Founded in 1904, the Crescent Oyster Company did just what the company name suggests: farm oysters right in the waters of Boundary Bay! Located at the mouth of the Nicomekl River, bunk houses were built on pilings above high water marks to act as housing for crew members while they were busy harvesting oysters.
It may come as a surprise that oysters were found in the waters of Boundary Bay. In the beginning, oysters were grown in lagoons, and water flow was controlled by tide gates to keep the oysters growing. This method of growing and harvesting shellfish proved to be very expensive, so immature ‘seed’ oysters all the way from Long Island Sound were transplanted onto the Mud Bay and Boundary Bay oyster beds. Oysters were harvested and shucked, and twice daily were express shipped via the Great Northern Railway to Seattle or Vancouver.
For over fifty years, the Crescent Oyster Company prospered, until the company was bought out in 1957 by the B.C. Packers, who had a competing plant across the bay in Ladner. Eventually all oyster farming was ended due to water pollution.
Little reminders of the Crescent Oyster Company still remain remain today. The pilings that kept the crews above water are still visible, and can be spotted from the Crescent Beach Water Pump Station. Likewise, a nearby commemoration of the Crescent Oyster Company is engraved on one of 33 memory stones at Blackie Spit park, arranged in a big circle just across form the dog park.
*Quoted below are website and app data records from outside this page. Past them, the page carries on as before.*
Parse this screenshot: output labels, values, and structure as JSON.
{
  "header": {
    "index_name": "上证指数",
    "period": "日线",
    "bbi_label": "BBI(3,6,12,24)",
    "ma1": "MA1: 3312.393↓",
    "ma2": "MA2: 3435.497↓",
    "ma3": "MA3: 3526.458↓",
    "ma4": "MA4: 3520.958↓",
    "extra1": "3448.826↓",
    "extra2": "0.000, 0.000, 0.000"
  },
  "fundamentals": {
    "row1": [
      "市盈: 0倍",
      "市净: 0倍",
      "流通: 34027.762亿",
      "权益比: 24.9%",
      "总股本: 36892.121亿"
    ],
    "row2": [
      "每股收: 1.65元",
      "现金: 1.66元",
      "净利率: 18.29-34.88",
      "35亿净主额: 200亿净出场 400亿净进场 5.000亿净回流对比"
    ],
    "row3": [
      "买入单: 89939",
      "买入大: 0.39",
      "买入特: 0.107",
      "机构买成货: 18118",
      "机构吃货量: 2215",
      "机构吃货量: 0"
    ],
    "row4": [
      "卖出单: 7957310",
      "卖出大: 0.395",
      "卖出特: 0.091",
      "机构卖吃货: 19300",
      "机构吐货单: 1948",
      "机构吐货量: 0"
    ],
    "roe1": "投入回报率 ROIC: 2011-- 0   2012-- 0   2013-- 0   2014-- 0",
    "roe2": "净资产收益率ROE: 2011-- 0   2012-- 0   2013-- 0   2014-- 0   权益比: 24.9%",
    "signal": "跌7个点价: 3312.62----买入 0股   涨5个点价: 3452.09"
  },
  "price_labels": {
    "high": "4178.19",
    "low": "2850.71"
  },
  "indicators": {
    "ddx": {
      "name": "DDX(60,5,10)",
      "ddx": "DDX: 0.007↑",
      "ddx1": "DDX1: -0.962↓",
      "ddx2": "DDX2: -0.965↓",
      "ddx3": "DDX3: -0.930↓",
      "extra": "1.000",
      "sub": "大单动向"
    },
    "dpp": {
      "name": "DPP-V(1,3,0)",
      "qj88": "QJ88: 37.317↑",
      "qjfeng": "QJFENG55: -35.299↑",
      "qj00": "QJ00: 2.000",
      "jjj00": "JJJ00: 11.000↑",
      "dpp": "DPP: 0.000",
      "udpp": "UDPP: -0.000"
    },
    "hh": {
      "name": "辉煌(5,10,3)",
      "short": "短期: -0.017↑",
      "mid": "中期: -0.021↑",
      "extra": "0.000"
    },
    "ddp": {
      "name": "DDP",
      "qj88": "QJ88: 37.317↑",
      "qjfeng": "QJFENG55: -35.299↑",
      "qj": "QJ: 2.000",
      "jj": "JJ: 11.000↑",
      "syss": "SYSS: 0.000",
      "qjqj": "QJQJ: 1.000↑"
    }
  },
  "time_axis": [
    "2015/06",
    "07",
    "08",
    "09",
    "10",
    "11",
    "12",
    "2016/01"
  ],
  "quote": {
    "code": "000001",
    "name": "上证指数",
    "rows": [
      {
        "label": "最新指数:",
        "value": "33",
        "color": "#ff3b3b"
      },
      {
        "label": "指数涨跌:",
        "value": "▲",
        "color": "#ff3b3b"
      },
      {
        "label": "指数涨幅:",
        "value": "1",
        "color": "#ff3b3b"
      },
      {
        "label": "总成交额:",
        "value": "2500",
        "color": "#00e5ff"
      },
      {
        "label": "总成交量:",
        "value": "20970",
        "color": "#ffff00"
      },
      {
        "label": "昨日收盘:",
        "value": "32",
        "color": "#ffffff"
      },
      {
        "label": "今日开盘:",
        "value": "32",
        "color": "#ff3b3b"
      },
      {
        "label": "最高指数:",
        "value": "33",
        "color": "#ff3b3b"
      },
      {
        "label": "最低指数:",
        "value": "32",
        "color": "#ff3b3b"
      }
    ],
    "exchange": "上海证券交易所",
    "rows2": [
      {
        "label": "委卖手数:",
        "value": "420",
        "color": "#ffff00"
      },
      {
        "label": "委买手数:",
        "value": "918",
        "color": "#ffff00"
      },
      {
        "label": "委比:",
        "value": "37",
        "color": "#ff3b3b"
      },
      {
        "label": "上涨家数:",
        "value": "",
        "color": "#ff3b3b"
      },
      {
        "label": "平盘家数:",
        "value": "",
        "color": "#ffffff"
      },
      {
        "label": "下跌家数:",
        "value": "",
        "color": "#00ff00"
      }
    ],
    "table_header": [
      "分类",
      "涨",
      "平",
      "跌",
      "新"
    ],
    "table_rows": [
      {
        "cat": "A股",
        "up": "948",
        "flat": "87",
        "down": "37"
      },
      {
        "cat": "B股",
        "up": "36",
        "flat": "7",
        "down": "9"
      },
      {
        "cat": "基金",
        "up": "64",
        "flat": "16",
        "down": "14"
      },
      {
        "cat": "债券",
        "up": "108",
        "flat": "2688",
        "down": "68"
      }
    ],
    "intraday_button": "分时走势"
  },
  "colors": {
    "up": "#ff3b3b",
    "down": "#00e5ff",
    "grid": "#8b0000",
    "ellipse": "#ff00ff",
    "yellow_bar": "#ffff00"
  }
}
So next time you find yourself gazing at the sunset’s reflection on Crescent Beach’s waters, or spending a summer day playing frisbee at Blackie Spit Park, take a moment to picture boats brimming with oyster shells, and the scent of fresh seafood in the air.
**Photo credit: Surrey Archives